[Opening Recorded information section]

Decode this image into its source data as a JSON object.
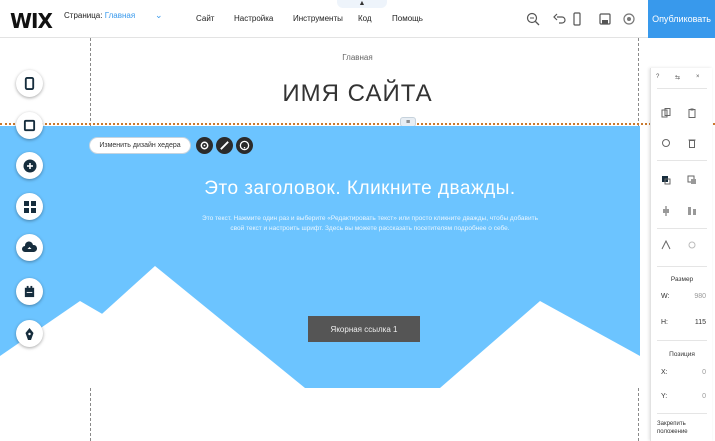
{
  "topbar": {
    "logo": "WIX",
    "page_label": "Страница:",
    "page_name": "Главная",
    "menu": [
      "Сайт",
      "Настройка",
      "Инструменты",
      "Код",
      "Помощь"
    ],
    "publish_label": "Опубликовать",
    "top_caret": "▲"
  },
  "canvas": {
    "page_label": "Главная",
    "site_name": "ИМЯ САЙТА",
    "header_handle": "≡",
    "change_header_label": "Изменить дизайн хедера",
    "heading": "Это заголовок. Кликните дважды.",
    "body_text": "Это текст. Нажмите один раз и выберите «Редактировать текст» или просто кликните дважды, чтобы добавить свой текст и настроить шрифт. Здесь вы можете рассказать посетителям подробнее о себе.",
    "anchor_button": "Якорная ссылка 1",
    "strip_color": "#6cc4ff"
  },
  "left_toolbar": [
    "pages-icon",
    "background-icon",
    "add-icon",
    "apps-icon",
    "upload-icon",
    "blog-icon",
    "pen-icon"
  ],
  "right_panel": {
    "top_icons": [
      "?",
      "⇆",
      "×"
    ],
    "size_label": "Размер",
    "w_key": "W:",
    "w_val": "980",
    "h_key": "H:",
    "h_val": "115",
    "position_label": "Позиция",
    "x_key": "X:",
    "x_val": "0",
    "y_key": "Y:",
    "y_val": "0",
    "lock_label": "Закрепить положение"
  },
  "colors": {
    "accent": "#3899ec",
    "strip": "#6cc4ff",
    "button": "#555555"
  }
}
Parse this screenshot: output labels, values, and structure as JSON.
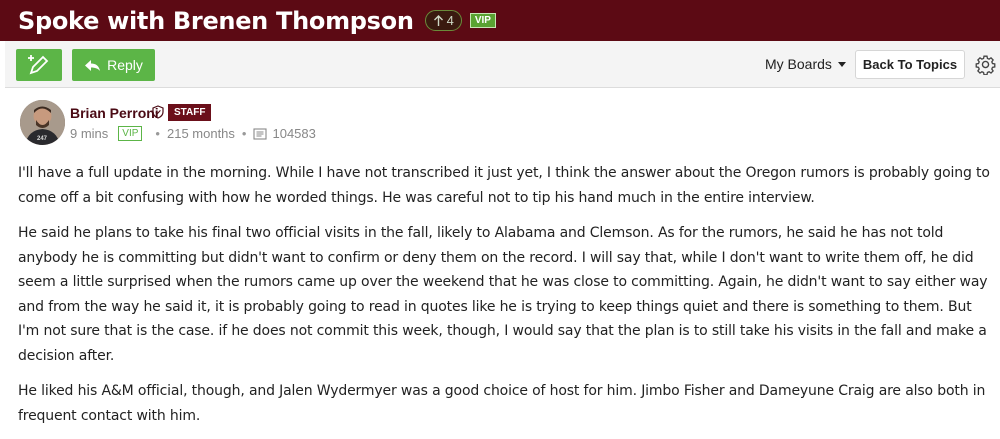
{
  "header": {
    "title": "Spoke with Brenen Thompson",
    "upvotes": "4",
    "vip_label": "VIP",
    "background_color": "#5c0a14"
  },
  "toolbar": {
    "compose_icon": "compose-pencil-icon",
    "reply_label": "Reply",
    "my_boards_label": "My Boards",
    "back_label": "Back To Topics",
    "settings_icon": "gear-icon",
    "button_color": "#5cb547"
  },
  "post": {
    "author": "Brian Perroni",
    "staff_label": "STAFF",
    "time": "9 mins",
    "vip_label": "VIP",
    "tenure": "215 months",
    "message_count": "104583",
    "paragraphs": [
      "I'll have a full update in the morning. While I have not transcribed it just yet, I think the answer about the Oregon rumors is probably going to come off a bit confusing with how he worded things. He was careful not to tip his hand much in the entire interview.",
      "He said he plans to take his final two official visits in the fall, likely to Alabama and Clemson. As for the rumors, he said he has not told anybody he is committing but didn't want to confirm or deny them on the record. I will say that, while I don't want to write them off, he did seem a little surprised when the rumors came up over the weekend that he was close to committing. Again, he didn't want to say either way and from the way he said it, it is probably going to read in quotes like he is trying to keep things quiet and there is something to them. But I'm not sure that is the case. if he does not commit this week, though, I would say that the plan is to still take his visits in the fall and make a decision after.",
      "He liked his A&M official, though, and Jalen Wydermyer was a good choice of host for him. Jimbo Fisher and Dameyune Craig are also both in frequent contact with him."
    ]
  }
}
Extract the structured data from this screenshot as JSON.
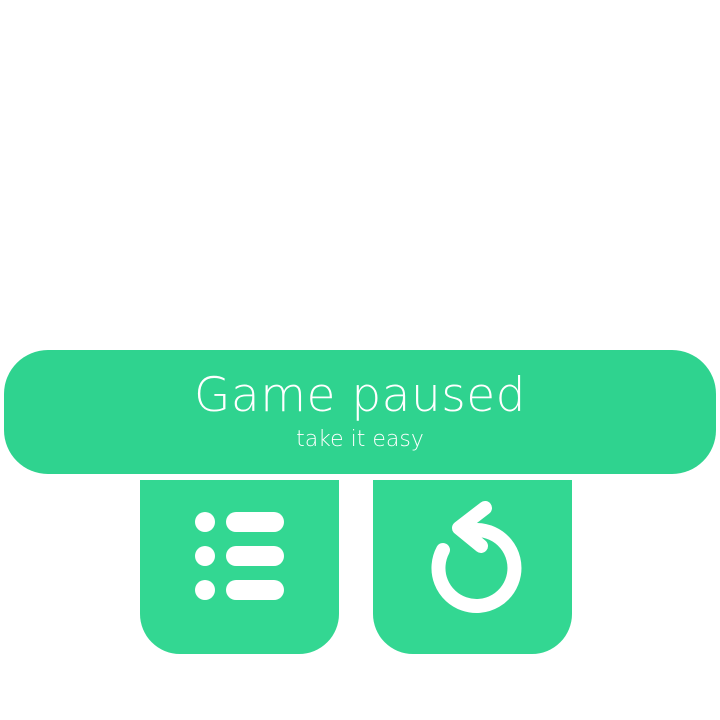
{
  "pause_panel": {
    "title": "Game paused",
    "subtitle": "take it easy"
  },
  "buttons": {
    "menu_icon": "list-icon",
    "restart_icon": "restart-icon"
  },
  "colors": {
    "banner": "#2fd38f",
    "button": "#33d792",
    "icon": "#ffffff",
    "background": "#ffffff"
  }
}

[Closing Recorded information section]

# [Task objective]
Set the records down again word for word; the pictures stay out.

# [Written solution]
Decode this image into its source data as a JSON object.
{
  "topbar": {
    "logo": "WIX",
    "page_label": "Страница:",
    "page_name": "Главная",
    "menu": [
      "Сайт",
      "Настройка",
      "Инструменты",
      "Код",
      "Помощь"
    ],
    "publish_label": "Опубликовать",
    "top_caret": "▲"
  },
  "canvas": {
    "page_label": "Главная",
    "site_name": "ИМЯ САЙТА",
    "header_handle": "≡",
    "change_header_label": "Изменить дизайн хедера",
    "heading": "Это заголовок. Кликните дважды.",
    "body_text": "Это текст. Нажмите один раз и выберите «Редактировать текст» или просто кликните дважды, чтобы добавить свой текст и настроить шрифт. Здесь вы можете рассказать посетителям подробнее о себе.",
    "anchor_button": "Якорная ссылка 1",
    "strip_color": "#6cc4ff"
  },
  "left_toolbar": [
    "pages-icon",
    "background-icon",
    "add-icon",
    "apps-icon",
    "upload-icon",
    "blog-icon",
    "pen-icon"
  ],
  "right_panel": {
    "top_icons": [
      "?",
      "⇆",
      "×"
    ],
    "size_label": "Размер",
    "w_key": "W:",
    "w_val": "980",
    "h_key": "H:",
    "h_val": "115",
    "position_label": "Позиция",
    "x_key": "X:",
    "x_val": "0",
    "y_key": "Y:",
    "y_val": "0",
    "lock_label": "Закрепить положение"
  },
  "colors": {
    "accent": "#3899ec",
    "strip": "#6cc4ff",
    "button": "#555555"
  }
}
Parse this screenshot: output labels, values, and structure as JSON.
{
  "header": {
    "title": "Spoke with Brenen Thompson",
    "upvotes": "4",
    "vip_label": "VIP",
    "background_color": "#5c0a14"
  },
  "toolbar": {
    "compose_icon": "compose-pencil-icon",
    "reply_label": "Reply",
    "my_boards_label": "My Boards",
    "back_label": "Back To Topics",
    "settings_icon": "gear-icon",
    "button_color": "#5cb547"
  },
  "post": {
    "author": "Brian Perroni",
    "staff_label": "STAFF",
    "time": "9 mins",
    "vip_label": "VIP",
    "tenure": "215 months",
    "message_count": "104583",
    "paragraphs": [
      "I'll have a full update in the morning. While I have not transcribed it just yet, I think the answer about the Oregon rumors is probably going to come off a bit confusing with how he worded things. He was careful not to tip his hand much in the entire interview.",
      "He said he plans to take his final two official visits in the fall, likely to Alabama and Clemson. As for the rumors, he said he has not told anybody he is committing but didn't want to confirm or deny them on the record. I will say that, while I don't want to write them off, he did seem a little surprised when the rumors came up over the weekend that he was close to committing. Again, he didn't want to say either way and from the way he said it, it is probably going to read in quotes like he is trying to keep things quiet and there is something to them. But I'm not sure that is the case. if he does not commit this week, though, I would say that the plan is to still take his visits in the fall and make a decision after.",
      "He liked his A&M official, though, and Jalen Wydermyer was a good choice of host for him. Jimbo Fisher and Dameyune Craig are also both in frequent contact with him."
    ]
  }
}
Extract the structured data from this screenshot as JSON.
{
  "pause_panel": {
    "title": "Game paused",
    "subtitle": "take it easy"
  },
  "buttons": {
    "menu_icon": "list-icon",
    "restart_icon": "restart-icon"
  },
  "colors": {
    "banner": "#2fd38f",
    "button": "#33d792",
    "icon": "#ffffff",
    "background": "#ffffff"
  }
}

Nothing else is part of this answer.